Honourable judges, distinguished guests, ladies and gentlemen, good morning. Humanism, by which I mean the will to give people love and care, is the most joyful and meaningful part of being human. From the old days to technologically advanced world, humanism is always telling ordinary but moving stories.
Let me tell you what touched my heart this winter break, one morning when I visited my grandmother in the hospital. Walking down the cold, tiled corridor, I noticed an old man, with his granddaughter – maybe 10 years old – sitting by his side. I was lured there by her voice – light and playful – and after I'd seen them together, I could barely take my eyes away. Delicately draped over this old man's beeping cardiograph was a silk sheet with an ancient, cheerful Chinese poem beautifully written on it – and now, this little girl's entrancing voice lovingly brought these words to life. I stood there transfixed; no longer did I see the family members swimming in nervousness; no longer did I feel the hospital's tense cloud of anxiety; no longer did I hear mortality's soft whispers in the corridors; instead, I saw a startling marriage of juxtaposing images and emotions. I was beholding, I realized, a bewilderingly simple yet overwhelmingly powerful metaphor – one that shows that no matter how cold an environment technology can conjure, humanity is always there. In the forefront or the fringes, it is always there.
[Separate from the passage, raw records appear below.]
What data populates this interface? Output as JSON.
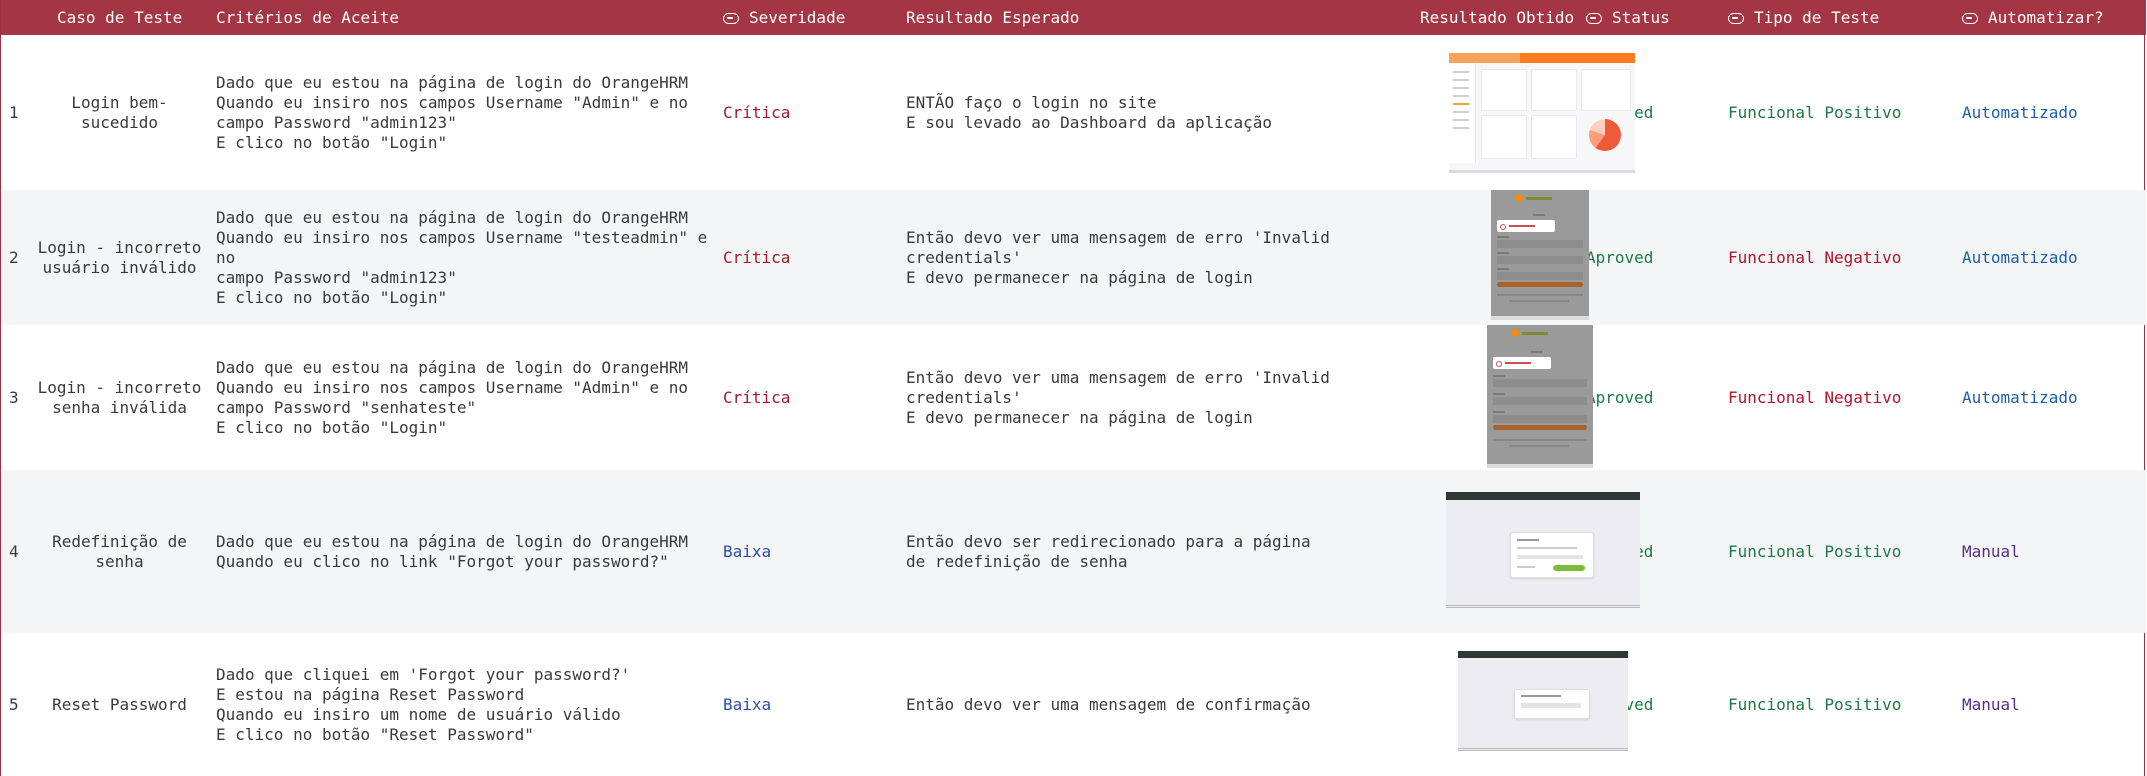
{
  "header": {
    "caso": "Caso de Teste",
    "criterios": "Critérios de Aceite",
    "severidade": "Severidade",
    "resultado_esperado": "Resultado Esperado",
    "resultado_obtido": "Resultado Obtido",
    "status": "Status",
    "tipo": "Tipo de Teste",
    "automatizar": "Automatizar?"
  },
  "rows": [
    {
      "num": "1",
      "caso": "Login bem-\nsucedido",
      "criterios": "Dado que eu estou na página de login do OrangeHRM\nQuando eu insiro nos campos Username \"Admin\" e no\ncampo Password  \"admin123\"\nE clico no botão \"Login\"",
      "severidade": "Crítica",
      "esperado": "ENTÃO faço o login no site\nE sou levado ao Dashboard da aplicação",
      "status": "Aproved",
      "tipo": "Funcional Positivo",
      "automatizar": "Automatizado"
    },
    {
      "num": "2",
      "caso": "Login - incorreto\nusuário inválido",
      "criterios": "Dado que eu estou na página de login do OrangeHRM\nQuando eu insiro nos campos Username \"testeadmin\" e no\ncampo Password  \"admin123\"\nE clico no botão \"Login\"",
      "severidade": "Crítica",
      "esperado": "Então devo ver uma mensagem de erro 'Invalid\ncredentials'\nE devo permanecer na página de login",
      "status": "Aproved",
      "tipo": "Funcional Negativo",
      "automatizar": "Automatizado"
    },
    {
      "num": "3",
      "caso": "Login - incorreto\nsenha inválida",
      "criterios": "Dado que eu estou na página de login do OrangeHRM\nQuando eu insiro nos campos Username \"Admin\" e no\ncampo Password  \"senhateste\"\nE clico no botão \"Login\"",
      "severidade": "Crítica",
      "esperado": "Então devo ver uma mensagem de erro 'Invalid\ncredentials'\nE devo permanecer na página de login",
      "status": "Aproved",
      "tipo": "Funcional Negativo",
      "automatizar": "Automatizado"
    },
    {
      "num": "4",
      "caso": "Redefinição de\nsenha",
      "criterios": "Dado que eu estou na página de login do OrangeHRM\nQuando eu clico no link \"Forgot your password?\"",
      "severidade": "Baixa",
      "esperado": "Então devo ser redirecionado para a página\nde redefinição de senha",
      "status": "Aproved",
      "tipo": "Funcional Positivo",
      "automatizar": "Manual"
    },
    {
      "num": "5",
      "caso": "Reset Password",
      "criterios": "Dado que cliquei em 'Forgot your password?'\nE estou na página Reset Password\nQuando eu insiro um nome de usuário válido\nE clico no botão \"Reset Password\"",
      "severidade": "Baixa",
      "esperado": "Então devo ver uma mensagem de confirmação",
      "status": "Aproved",
      "tipo": "Funcional Positivo",
      "automatizar": "Manual"
    }
  ],
  "colors": {
    "header_bg": "#a33545",
    "critica": "#a11b29",
    "baixa": "#2b4ea6",
    "aproved": "#1e7a44",
    "positivo": "#1e7a44",
    "negativo": "#b3142a",
    "automatizado": "#1f5fa8",
    "manual": "#5a2d87"
  },
  "icons": {
    "select_column": "select-column-icon"
  }
}
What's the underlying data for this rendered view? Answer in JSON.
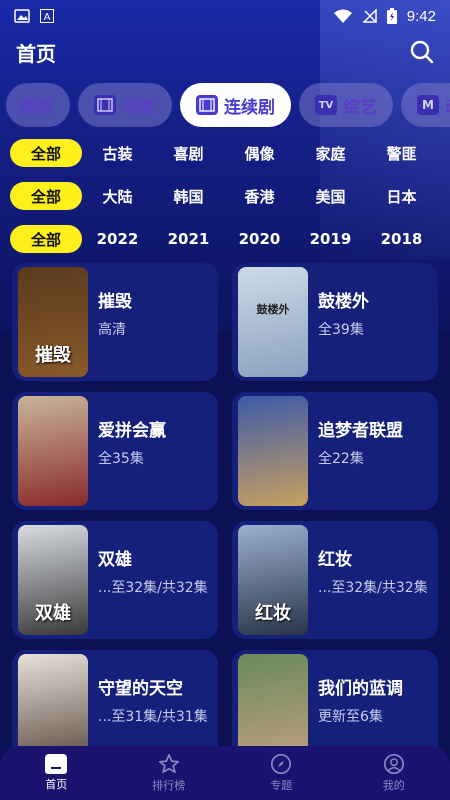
{
  "statusbar": {
    "time": "9:42"
  },
  "header": {
    "title": "首页"
  },
  "categories": [
    {
      "label": "推荐",
      "icon": "none"
    },
    {
      "label": "电影",
      "icon": "film-icon"
    },
    {
      "label": "连续剧",
      "icon": "film-icon",
      "active": true
    },
    {
      "label": "综艺",
      "icon": "tv-icon"
    },
    {
      "label": "动",
      "icon": "m-icon"
    }
  ],
  "filters": {
    "genre": [
      "全部",
      "古装",
      "喜剧",
      "偶像",
      "家庭",
      "警匪"
    ],
    "region": [
      "全部",
      "大陆",
      "韩国",
      "香港",
      "美国",
      "日本"
    ],
    "year": [
      "全部",
      "2022",
      "2021",
      "2020",
      "2019",
      "2018"
    ]
  },
  "shows": [
    {
      "title": "摧毁",
      "subtitle": "高清",
      "poster_text": "摧毁",
      "poster_colors": [
        "#5a3a1e",
        "#8a5a2a"
      ]
    },
    {
      "title": "鼓楼外",
      "subtitle": "全39集",
      "poster_text": "鼓楼外",
      "poster_colors": [
        "#cfd9e6",
        "#8aa3c0"
      ]
    },
    {
      "title": "爱拼会赢",
      "subtitle": "全35集",
      "poster_text": "",
      "poster_colors": [
        "#c9b59a",
        "#8a2a2a"
      ]
    },
    {
      "title": "追梦者联盟",
      "subtitle": "全22集",
      "poster_text": "",
      "poster_colors": [
        "#3c5aa8",
        "#c8a060"
      ]
    },
    {
      "title": "双雄",
      "subtitle": "...至32集/共32集",
      "poster_text": "双雄",
      "poster_colors": [
        "#d8dce2",
        "#3a3a3a"
      ]
    },
    {
      "title": "红妆",
      "subtitle": "...至32集/共32集",
      "poster_text": "红妆",
      "poster_colors": [
        "#9ab0d0",
        "#2a3448"
      ]
    },
    {
      "title": "守望的天空",
      "subtitle": "...至31集/共31集",
      "poster_text": "",
      "poster_colors": [
        "#e8e2da",
        "#5a4a40"
      ]
    },
    {
      "title": "我们的蓝调",
      "subtitle": "更新至6集",
      "poster_text": "",
      "poster_colors": [
        "#6a8a5a",
        "#c0a080"
      ]
    }
  ],
  "bottomnav": [
    {
      "label": "首页",
      "active": true
    },
    {
      "label": "排行榜"
    },
    {
      "label": "专题"
    },
    {
      "label": "我的"
    }
  ],
  "colors": {
    "accent_yellow": "#ffef1a",
    "bg": "#0c1156",
    "card": "#15207a"
  }
}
For here it was, illustrated vividly before me – the coldness of technology embodied in the hospital walls, while the soulful words of the little girl danced around them in defiance.
This experience opened my eyes in many ways – ever since, I have been acutely aware of, and wonderfully conscious of, the warm heart of humanity surrounding us, whether we choose to recognise it or not. As one psychological theory states, "We see what we want to see". After my experience that day at the hospital, I have chosen to recognize, day by day, the warmth of humanism everywhere I can.
I refuse to accept the negative, narrow-minded, caustic opinions that technology is eroding our souls. I say to them, let the machines continue their monotonous cacophony, for just one smiling face is infinitely more valuable than a thousand churners of binary code; let technological progress develop and develop until it poetically devours itself, because one heartfelt "hello" to a fellow traveller can speak libraries of warmth; let the powermongers and oil barons puff their last cigars, because the love and care, and warmth of humanism will always shine like beacon, reaching out to each and every heart on this small planet.
Although I'll probably never see that little girl or her grandfather again, I'll never forget seeing them there in the hospital that day – and if I did, I'd thank them for showing me how vivid yet subtle, how firm yet fragile, and how invisible yet omnipresent the human spirit is in our world today. Thank you.